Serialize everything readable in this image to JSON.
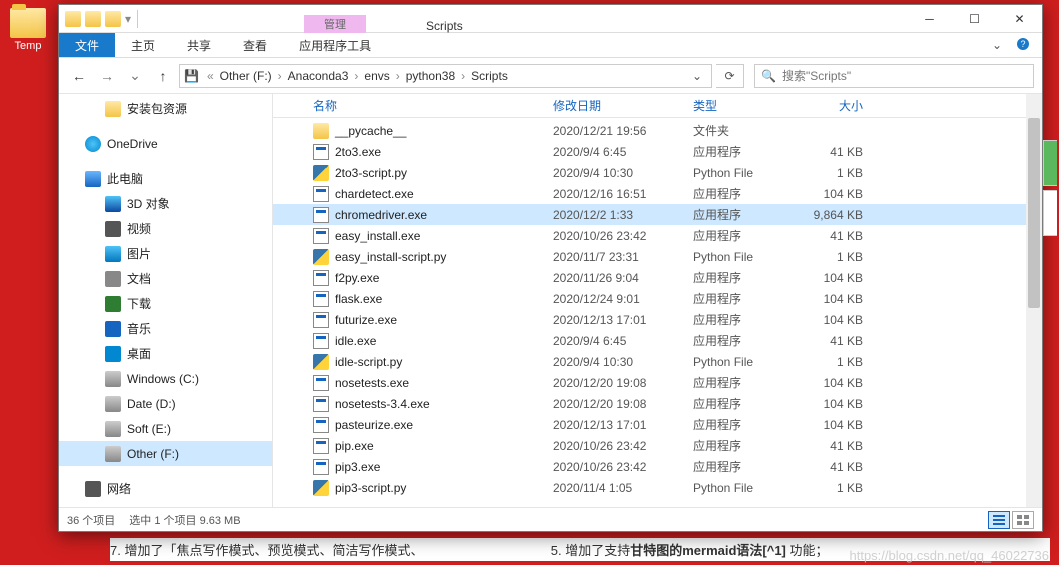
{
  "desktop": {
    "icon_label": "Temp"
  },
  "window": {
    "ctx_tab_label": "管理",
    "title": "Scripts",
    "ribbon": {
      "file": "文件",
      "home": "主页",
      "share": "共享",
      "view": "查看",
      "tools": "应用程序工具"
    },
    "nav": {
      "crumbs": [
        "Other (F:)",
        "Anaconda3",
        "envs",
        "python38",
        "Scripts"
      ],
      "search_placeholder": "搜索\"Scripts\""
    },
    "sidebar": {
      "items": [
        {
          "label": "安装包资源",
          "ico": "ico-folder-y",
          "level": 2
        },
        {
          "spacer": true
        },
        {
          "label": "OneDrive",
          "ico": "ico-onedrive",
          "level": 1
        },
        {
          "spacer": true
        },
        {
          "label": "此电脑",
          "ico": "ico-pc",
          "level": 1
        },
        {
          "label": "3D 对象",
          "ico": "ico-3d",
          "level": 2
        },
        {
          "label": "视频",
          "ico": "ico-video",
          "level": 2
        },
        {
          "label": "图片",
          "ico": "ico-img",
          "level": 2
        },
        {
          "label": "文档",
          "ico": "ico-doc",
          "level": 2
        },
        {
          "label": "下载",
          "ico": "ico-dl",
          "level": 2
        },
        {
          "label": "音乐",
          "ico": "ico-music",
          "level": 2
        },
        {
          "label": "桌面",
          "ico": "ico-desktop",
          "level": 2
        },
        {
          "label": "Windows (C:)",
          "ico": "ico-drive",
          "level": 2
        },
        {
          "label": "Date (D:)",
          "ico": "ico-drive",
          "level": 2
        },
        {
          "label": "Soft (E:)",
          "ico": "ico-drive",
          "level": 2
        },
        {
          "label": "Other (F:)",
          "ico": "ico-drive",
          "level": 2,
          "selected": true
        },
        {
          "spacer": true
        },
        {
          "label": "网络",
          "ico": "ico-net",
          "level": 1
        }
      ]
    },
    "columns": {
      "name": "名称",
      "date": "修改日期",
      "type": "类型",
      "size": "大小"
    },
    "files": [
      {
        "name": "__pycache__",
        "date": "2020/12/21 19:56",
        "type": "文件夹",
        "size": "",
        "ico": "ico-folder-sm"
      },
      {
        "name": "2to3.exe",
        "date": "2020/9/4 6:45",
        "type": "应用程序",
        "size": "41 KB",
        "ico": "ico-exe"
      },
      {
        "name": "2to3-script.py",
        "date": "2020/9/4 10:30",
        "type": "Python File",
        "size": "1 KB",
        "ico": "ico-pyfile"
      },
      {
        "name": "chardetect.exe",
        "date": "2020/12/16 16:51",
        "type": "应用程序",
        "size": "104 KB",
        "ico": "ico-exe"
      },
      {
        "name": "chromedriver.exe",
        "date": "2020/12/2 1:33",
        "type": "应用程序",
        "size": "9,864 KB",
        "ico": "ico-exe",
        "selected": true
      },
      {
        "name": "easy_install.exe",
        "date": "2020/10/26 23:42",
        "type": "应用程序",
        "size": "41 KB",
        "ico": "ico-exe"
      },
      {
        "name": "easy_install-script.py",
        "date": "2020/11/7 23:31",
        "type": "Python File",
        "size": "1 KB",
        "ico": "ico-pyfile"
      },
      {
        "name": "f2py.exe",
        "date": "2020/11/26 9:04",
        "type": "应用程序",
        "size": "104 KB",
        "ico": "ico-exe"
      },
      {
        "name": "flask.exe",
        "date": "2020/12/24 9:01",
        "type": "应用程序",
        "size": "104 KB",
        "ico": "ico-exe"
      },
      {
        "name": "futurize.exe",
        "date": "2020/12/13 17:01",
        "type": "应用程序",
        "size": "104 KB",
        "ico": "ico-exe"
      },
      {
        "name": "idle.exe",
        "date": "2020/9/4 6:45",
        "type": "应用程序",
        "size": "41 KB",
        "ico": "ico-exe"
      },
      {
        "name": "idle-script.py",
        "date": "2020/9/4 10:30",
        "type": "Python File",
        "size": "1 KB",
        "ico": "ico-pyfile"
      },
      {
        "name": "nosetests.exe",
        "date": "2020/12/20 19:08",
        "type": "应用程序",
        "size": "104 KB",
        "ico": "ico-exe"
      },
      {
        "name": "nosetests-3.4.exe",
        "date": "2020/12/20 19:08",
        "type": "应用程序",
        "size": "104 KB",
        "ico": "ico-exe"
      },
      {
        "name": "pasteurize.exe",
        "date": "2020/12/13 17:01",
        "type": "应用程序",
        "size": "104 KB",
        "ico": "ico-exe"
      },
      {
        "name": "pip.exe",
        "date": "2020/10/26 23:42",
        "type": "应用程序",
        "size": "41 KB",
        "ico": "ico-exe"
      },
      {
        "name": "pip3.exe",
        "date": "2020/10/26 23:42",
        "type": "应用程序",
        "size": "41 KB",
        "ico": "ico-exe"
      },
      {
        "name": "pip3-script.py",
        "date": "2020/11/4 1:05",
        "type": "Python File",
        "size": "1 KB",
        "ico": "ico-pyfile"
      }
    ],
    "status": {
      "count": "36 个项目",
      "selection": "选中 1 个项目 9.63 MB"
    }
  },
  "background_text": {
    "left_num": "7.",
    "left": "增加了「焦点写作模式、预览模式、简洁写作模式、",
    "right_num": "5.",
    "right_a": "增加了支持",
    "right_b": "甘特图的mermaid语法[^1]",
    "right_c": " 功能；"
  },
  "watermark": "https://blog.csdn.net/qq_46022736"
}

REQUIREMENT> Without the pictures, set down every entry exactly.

COMPLETED TASK>
Serialize everything readable in this image to JSON.
{
  "desktop": {
    "icon_label": "Temp"
  },
  "window": {
    "ctx_tab_label": "管理",
    "title": "Scripts",
    "ribbon": {
      "file": "文件",
      "home": "主页",
      "share": "共享",
      "view": "查看",
      "tools": "应用程序工具"
    },
    "nav": {
      "crumbs": [
        "Other (F:)",
        "Anaconda3",
        "envs",
        "python38",
        "Scripts"
      ],
      "search_placeholder": "搜索\"Scripts\""
    },
    "sidebar": {
      "items": [
        {
          "label": "安装包资源",
          "ico": "ico-folder-y",
          "level": 2
        },
        {
          "spacer": true
        },
        {
          "label": "OneDrive",
          "ico": "ico-onedrive",
          "level": 1
        },
        {
          "spacer": true
        },
        {
          "label": "此电脑",
          "ico": "ico-pc",
          "level": 1
        },
        {
          "label": "3D 对象",
          "ico": "ico-3d",
          "level": 2
        },
        {
          "label": "视频",
          "ico": "ico-video",
          "level": 2
        },
        {
          "label": "图片",
          "ico": "ico-img",
          "level": 2
        },
        {
          "label": "文档",
          "ico": "ico-doc",
          "level": 2
        },
        {
          "label": "下载",
          "ico": "ico-dl",
          "level": 2
        },
        {
          "label": "音乐",
          "ico": "ico-music",
          "level": 2
        },
        {
          "label": "桌面",
          "ico": "ico-desktop",
          "level": 2
        },
        {
          "label": "Windows (C:)",
          "ico": "ico-drive",
          "level": 2
        },
        {
          "label": "Date (D:)",
          "ico": "ico-drive",
          "level": 2
        },
        {
          "label": "Soft (E:)",
          "ico": "ico-drive",
          "level": 2
        },
        {
          "label": "Other (F:)",
          "ico": "ico-drive",
          "level": 2,
          "selected": true
        },
        {
          "spacer": true
        },
        {
          "label": "网络",
          "ico": "ico-net",
          "level": 1
        }
      ]
    },
    "columns": {
      "name": "名称",
      "date": "修改日期",
      "type": "类型",
      "size": "大小"
    },
    "files": [
      {
        "name": "__pycache__",
        "date": "2020/12/21 19:56",
        "type": "文件夹",
        "size": "",
        "ico": "ico-folder-sm"
      },
      {
        "name": "2to3.exe",
        "date": "2020/9/4 6:45",
        "type": "应用程序",
        "size": "41 KB",
        "ico": "ico-exe"
      },
      {
        "name": "2to3-script.py",
        "date": "2020/9/4 10:30",
        "type": "Python File",
        "size": "1 KB",
        "ico": "ico-pyfile"
      },
      {
        "name": "chardetect.exe",
        "date": "2020/12/16 16:51",
        "type": "应用程序",
        "size": "104 KB",
        "ico": "ico-exe"
      },
      {
        "name": "chromedriver.exe",
        "date": "2020/12/2 1:33",
        "type": "应用程序",
        "size": "9,864 KB",
        "ico": "ico-exe",
        "selected": true
      },
      {
        "name": "easy_install.exe",
        "date": "2020/10/26 23:42",
        "type": "应用程序",
        "size": "41 KB",
        "ico": "ico-exe"
      },
      {
        "name": "easy_install-script.py",
        "date": "2020/11/7 23:31",
        "type": "Python File",
        "size": "1 KB",
        "ico": "ico-pyfile"
      },
      {
        "name": "f2py.exe",
        "date": "2020/11/26 9:04",
        "type": "应用程序",
        "size": "104 KB",
        "ico": "ico-exe"
      },
      {
        "name": "flask.exe",
        "date": "2020/12/24 9:01",
        "type": "应用程序",
        "size": "104 KB",
        "ico": "ico-exe"
      },
      {
        "name": "futurize.exe",
        "date": "2020/12/13 17:01",
        "type": "应用程序",
        "size": "104 KB",
        "ico": "ico-exe"
      },
      {
        "name": "idle.exe",
        "date": "2020/9/4 6:45",
        "type": "应用程序",
        "size": "41 KB",
        "ico": "ico-exe"
      },
      {
        "name": "idle-script.py",
        "date": "2020/9/4 10:30",
        "type": "Python File",
        "size": "1 KB",
        "ico": "ico-pyfile"
      },
      {
        "name": "nosetests.exe",
        "date": "2020/12/20 19:08",
        "type": "应用程序",
        "size": "104 KB",
        "ico": "ico-exe"
      },
      {
        "name": "nosetests-3.4.exe",
        "date": "2020/12/20 19:08",
        "type": "应用程序",
        "size": "104 KB",
        "ico": "ico-exe"
      },
      {
        "name": "pasteurize.exe",
        "date": "2020/12/13 17:01",
        "type": "应用程序",
        "size": "104 KB",
        "ico": "ico-exe"
      },
      {
        "name": "pip.exe",
        "date": "2020/10/26 23:42",
        "type": "应用程序",
        "size": "41 KB",
        "ico": "ico-exe"
      },
      {
        "name": "pip3.exe",
        "date": "2020/10/26 23:42",
        "type": "应用程序",
        "size": "41 KB",
        "ico": "ico-exe"
      },
      {
        "name": "pip3-script.py",
        "date": "2020/11/4 1:05",
        "type": "Python File",
        "size": "1 KB",
        "ico": "ico-pyfile"
      }
    ],
    "status": {
      "count": "36 个项目",
      "selection": "选中 1 个项目 9.63 MB"
    }
  },
  "background_text": {
    "left_num": "7.",
    "left": "增加了「焦点写作模式、预览模式、简洁写作模式、",
    "right_num": "5.",
    "right_a": "增加了支持",
    "right_b": "甘特图的mermaid语法[^1]",
    "right_c": " 功能；"
  },
  "watermark": "https://blog.csdn.net/qq_46022736"
}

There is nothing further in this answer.